So, what exactly is your pelvic floor? Basically, it’s made up of the muscles, ligaments, tissues and nerves that support your bladder, uterus, vagina and rectum. Your pelvic floor muscles also form the base of your wider core muscle group (ie., abdominals, back muscles, diaphragm).
Before we get into how to make your pelvic floor strong, it’s important to learn how to access and isolate it. You can do that with Kegels. Below are four simple steps to get started:
- Find the right muscles. To identify your pelvic floor muscles, stop urination in midstream. Once you’ve identified your pelvic floor muscles, you can do Kegels in any position; however, you may find it easiest to do them lying down at first.
- Perfect your technique. Imagine you are sitting on a marble and tighten your pelvic muscles as if you’re lifting the marble. Try for three seconds at a time, then relax for three seconds.
- Maintain your focus. For best results, focus only on your pelvic floor muscles. Be careful not to flex the muscles in your abdomen, thighs or buttocks. Avoid holding your breath, but rather, breathe freely during the exercises.
- Repeat three times a day. Aim for at least three sets of 10-15 repetitions per day.
It is important to note that you should not make a habit of using Kegel exercises to start and stop urination. This practice will only lead to a risk of urinary tract infection. Step one above is merely to help you identify the pelvic floor muscles when you first start doing Kegels.
Once you have your Kegels perfected, you can graduate to the four exercises demonstrated by our Personal Trainer, Sherry Kresky, in the Pelvic Floor Exercises video on the Inspired by Fitness YouTube channel. After you’re done, don’t forget to subscribe to our channel for more fitness challenges, tutorials and workouts!

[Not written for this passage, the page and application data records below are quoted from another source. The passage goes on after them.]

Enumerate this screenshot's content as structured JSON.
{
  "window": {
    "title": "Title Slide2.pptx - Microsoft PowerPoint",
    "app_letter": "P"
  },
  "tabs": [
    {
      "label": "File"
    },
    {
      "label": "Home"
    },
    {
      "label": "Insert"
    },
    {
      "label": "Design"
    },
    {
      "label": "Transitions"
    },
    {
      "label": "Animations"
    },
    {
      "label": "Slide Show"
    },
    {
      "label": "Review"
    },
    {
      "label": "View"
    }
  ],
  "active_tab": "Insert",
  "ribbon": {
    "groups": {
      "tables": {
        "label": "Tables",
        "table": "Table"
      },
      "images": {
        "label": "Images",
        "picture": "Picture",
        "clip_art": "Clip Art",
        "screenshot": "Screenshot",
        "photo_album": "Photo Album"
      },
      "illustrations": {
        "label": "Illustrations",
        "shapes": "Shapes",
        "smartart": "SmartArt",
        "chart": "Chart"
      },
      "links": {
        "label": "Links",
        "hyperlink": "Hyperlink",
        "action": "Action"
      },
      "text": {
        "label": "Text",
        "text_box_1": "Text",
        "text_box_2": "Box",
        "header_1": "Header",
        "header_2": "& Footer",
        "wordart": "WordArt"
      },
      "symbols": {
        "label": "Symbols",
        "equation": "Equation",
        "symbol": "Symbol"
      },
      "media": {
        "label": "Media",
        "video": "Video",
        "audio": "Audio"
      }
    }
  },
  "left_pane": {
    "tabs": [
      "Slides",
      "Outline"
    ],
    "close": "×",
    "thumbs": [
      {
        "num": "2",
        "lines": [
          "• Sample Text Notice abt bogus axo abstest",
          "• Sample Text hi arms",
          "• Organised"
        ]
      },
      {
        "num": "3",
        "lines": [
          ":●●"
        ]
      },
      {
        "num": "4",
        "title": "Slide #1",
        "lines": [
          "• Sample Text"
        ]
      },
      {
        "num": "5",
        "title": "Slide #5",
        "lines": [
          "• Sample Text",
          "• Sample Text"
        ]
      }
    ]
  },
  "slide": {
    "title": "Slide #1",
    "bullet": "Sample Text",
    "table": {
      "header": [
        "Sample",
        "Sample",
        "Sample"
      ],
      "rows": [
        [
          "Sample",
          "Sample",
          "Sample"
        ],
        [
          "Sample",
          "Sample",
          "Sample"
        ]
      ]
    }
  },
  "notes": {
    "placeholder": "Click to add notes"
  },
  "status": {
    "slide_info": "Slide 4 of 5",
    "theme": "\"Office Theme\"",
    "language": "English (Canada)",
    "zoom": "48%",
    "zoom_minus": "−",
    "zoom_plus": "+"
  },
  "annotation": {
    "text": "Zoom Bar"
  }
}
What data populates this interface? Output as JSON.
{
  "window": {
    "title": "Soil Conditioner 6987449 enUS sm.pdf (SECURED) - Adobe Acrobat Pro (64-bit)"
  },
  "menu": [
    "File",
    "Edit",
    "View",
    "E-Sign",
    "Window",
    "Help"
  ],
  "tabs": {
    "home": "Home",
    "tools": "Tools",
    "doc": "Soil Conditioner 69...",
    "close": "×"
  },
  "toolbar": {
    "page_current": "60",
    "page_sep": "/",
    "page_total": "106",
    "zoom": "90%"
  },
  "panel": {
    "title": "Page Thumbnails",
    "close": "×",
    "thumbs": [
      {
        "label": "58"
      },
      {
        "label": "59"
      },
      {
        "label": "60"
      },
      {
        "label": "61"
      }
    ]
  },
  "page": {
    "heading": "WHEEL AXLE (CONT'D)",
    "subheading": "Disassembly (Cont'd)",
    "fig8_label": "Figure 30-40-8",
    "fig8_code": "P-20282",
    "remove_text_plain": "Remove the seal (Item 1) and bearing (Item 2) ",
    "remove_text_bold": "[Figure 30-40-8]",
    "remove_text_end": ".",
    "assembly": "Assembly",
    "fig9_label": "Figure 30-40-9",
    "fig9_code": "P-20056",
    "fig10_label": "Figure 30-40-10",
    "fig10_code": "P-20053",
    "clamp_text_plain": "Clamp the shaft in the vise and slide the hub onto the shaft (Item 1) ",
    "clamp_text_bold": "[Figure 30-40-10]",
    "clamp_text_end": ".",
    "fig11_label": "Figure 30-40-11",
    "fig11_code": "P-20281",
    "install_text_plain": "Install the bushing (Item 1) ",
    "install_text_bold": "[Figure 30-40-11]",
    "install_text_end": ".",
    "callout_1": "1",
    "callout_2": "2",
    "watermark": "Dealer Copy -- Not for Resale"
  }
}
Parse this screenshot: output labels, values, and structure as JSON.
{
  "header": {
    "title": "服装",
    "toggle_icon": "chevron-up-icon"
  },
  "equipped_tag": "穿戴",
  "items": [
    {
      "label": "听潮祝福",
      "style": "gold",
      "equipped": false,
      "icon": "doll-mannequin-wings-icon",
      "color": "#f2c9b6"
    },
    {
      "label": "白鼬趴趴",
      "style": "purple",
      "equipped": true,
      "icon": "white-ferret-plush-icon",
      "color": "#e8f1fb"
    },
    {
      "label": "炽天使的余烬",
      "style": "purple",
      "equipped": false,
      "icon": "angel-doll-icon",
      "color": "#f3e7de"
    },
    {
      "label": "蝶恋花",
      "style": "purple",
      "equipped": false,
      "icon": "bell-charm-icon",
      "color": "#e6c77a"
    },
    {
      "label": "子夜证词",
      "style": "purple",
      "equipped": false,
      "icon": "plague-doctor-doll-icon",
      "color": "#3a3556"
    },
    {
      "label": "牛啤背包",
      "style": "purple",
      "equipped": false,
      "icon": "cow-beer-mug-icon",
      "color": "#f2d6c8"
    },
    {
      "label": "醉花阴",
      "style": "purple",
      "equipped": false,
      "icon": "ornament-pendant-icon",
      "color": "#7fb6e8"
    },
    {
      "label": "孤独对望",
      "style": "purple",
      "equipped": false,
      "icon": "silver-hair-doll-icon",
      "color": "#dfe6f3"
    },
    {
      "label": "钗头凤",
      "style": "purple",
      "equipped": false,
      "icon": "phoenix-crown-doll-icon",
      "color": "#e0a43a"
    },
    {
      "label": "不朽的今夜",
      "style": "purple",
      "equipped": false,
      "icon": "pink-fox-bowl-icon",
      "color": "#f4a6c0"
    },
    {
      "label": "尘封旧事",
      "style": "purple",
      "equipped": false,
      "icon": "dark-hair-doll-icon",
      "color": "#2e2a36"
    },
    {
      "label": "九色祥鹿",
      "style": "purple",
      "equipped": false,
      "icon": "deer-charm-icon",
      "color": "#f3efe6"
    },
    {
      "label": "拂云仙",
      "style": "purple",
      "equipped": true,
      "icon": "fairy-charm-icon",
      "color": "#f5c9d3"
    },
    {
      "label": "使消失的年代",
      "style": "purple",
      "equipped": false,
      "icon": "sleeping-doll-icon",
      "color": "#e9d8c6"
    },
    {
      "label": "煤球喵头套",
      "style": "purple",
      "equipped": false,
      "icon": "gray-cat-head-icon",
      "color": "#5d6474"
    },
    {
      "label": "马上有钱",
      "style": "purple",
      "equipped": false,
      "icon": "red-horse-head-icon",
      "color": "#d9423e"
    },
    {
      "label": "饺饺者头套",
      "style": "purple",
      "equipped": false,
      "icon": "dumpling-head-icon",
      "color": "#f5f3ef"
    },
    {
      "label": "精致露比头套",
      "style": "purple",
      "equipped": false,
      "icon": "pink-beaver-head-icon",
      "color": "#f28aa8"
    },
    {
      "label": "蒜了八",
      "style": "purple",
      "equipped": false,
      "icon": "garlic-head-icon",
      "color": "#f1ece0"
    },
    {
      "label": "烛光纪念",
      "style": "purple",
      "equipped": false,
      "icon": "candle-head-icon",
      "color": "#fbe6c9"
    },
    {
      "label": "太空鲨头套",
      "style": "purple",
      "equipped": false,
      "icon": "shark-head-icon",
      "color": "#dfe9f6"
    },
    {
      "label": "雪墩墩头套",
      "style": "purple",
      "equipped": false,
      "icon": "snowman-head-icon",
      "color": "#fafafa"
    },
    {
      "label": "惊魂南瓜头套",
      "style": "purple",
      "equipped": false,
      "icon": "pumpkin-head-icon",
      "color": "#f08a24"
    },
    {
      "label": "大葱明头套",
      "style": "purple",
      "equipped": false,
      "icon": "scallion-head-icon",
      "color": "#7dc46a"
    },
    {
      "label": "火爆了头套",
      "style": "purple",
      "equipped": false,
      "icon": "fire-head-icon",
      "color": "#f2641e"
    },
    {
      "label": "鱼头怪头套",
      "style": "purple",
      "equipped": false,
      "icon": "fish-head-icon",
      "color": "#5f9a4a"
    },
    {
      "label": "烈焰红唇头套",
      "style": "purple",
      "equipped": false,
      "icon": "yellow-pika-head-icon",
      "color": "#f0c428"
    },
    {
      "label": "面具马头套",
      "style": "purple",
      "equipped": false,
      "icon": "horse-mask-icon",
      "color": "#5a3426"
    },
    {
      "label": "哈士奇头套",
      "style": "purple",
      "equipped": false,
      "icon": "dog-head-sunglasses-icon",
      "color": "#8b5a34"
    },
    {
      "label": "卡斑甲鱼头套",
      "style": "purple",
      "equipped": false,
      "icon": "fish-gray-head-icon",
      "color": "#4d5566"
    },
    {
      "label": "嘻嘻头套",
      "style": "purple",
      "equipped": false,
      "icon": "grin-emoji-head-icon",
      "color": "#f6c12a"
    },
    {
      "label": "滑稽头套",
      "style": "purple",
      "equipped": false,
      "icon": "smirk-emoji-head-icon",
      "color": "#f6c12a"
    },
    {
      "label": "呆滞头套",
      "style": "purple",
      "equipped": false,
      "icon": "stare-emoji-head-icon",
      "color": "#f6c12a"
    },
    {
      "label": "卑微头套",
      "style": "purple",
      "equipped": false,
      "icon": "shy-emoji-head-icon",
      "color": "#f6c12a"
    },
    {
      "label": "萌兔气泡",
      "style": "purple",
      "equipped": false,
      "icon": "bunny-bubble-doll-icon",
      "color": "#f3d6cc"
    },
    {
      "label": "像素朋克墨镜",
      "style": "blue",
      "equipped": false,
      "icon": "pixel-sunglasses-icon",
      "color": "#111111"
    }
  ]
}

Pelvic Floor Exercises YouTube link: https://youtu.be/IYXIpcMFb_